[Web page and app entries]
---*---
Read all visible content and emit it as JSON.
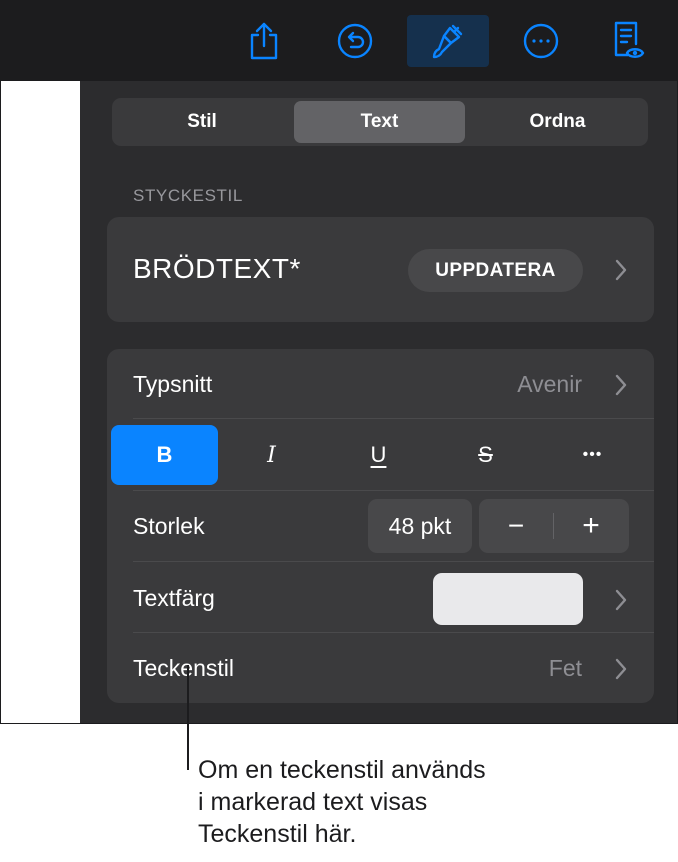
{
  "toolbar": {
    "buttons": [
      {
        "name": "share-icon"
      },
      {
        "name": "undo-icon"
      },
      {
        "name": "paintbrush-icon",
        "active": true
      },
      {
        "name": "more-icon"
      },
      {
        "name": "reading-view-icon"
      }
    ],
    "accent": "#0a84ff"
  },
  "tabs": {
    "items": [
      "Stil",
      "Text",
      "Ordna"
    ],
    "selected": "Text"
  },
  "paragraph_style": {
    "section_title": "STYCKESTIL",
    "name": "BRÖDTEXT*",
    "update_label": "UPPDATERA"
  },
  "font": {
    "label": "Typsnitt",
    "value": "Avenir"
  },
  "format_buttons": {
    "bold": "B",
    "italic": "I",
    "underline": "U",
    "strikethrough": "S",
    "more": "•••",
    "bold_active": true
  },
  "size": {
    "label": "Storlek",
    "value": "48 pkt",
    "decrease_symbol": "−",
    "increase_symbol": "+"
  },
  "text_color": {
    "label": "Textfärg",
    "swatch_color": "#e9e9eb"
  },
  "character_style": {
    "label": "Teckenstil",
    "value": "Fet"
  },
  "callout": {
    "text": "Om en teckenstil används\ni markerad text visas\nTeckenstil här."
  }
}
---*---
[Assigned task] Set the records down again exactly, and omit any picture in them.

[Answer area]
Read all visible content and emit it as JSON.
{
  "toolbar": {
    "buttons": [
      {
        "name": "share-icon"
      },
      {
        "name": "undo-icon"
      },
      {
        "name": "paintbrush-icon",
        "active": true
      },
      {
        "name": "more-icon"
      },
      {
        "name": "reading-view-icon"
      }
    ],
    "accent": "#0a84ff"
  },
  "tabs": {
    "items": [
      "Stil",
      "Text",
      "Ordna"
    ],
    "selected": "Text"
  },
  "paragraph_style": {
    "section_title": "STYCKESTIL",
    "name": "BRÖDTEXT*",
    "update_label": "UPPDATERA"
  },
  "font": {
    "label": "Typsnitt",
    "value": "Avenir"
  },
  "format_buttons": {
    "bold": "B",
    "italic": "I",
    "underline": "U",
    "strikethrough": "S",
    "more": "•••",
    "bold_active": true
  },
  "size": {
    "label": "Storlek",
    "value": "48 pkt",
    "decrease_symbol": "−",
    "increase_symbol": "+"
  },
  "text_color": {
    "label": "Textfärg",
    "swatch_color": "#e9e9eb"
  },
  "character_style": {
    "label": "Teckenstil",
    "value": "Fet"
  },
  "callout": {
    "text": "Om en teckenstil används\ni markerad text visas\nTeckenstil här."
  }
}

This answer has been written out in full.